Exercise description.
Line count for "data": state how many lines of the listing below contain it, without anything else.

Records supplied.
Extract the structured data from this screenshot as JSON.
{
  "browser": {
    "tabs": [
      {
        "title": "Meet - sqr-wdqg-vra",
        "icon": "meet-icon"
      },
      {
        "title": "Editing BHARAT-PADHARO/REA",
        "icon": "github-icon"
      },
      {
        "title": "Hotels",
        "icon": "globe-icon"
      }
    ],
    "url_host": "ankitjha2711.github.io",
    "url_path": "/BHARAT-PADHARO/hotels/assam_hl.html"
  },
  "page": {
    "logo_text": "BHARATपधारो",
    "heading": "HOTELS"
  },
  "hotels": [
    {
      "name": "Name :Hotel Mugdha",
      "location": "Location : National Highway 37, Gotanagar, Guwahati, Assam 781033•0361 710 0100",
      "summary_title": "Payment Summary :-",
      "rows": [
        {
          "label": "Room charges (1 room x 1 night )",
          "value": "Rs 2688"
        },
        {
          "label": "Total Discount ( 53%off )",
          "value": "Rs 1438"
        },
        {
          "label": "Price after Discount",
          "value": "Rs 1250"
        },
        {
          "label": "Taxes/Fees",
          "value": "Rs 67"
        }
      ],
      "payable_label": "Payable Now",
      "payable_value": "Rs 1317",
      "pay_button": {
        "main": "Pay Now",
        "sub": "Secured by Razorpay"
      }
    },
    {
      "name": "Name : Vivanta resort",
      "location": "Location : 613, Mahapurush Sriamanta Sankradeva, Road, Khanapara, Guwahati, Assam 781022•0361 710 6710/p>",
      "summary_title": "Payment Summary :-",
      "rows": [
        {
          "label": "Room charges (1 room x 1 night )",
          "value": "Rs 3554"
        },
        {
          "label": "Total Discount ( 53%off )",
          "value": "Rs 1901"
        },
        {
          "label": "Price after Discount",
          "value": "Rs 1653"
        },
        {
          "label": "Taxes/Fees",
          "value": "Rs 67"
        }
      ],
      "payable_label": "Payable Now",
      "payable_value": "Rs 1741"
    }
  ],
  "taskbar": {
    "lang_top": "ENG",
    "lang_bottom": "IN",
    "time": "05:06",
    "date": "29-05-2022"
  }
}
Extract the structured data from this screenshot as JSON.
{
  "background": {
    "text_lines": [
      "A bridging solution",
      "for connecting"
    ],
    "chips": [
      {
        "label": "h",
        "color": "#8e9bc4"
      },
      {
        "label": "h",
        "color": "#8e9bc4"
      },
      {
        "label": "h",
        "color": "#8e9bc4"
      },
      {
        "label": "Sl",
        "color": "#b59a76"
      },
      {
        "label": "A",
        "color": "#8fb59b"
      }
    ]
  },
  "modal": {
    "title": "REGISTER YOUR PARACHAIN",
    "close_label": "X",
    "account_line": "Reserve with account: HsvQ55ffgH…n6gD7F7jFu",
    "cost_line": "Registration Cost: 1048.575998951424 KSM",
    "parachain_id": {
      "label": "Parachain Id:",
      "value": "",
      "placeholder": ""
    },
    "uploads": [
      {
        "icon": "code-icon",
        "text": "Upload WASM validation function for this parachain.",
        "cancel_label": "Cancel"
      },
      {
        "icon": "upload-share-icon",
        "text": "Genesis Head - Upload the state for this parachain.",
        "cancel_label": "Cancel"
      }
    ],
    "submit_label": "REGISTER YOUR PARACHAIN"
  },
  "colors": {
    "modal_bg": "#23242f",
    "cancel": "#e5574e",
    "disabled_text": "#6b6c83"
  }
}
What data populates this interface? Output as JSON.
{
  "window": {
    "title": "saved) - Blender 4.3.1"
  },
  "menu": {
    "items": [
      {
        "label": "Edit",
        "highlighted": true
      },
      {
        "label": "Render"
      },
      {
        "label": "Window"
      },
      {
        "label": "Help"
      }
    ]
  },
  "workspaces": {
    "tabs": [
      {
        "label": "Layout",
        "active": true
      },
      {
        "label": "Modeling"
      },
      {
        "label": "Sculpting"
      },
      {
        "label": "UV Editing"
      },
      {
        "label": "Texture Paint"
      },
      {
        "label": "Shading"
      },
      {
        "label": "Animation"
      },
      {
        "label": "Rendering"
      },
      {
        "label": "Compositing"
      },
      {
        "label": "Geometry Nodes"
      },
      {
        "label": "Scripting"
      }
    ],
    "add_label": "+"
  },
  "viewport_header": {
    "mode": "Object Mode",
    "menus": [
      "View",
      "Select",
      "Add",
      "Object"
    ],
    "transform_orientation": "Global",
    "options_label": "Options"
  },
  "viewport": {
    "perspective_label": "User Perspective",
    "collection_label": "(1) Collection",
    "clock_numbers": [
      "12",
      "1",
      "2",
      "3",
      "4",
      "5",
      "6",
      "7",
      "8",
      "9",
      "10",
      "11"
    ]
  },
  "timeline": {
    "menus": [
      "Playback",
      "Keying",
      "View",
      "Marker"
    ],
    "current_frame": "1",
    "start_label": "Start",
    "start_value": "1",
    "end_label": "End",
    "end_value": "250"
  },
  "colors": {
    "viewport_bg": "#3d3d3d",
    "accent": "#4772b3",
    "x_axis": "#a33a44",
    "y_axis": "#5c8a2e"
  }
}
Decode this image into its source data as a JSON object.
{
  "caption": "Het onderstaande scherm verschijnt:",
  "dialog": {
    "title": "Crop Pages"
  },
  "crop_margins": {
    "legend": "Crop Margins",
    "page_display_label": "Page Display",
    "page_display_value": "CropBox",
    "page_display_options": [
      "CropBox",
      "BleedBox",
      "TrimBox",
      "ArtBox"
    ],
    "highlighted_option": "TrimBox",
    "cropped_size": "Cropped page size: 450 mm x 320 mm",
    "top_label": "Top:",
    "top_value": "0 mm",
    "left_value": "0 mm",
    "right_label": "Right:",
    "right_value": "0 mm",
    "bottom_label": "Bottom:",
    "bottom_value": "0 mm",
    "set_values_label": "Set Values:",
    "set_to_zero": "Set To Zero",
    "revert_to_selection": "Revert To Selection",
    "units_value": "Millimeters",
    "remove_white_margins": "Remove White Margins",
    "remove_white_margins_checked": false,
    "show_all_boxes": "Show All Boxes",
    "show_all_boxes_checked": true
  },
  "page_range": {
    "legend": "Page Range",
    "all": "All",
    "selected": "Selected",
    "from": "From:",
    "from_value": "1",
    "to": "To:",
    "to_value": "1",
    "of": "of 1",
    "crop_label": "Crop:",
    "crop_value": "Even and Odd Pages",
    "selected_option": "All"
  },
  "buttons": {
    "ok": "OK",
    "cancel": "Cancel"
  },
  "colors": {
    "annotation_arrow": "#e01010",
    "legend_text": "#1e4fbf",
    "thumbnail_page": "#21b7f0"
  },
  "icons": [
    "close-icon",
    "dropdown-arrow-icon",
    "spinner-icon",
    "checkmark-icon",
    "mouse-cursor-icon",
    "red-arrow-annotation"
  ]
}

Answer space.
4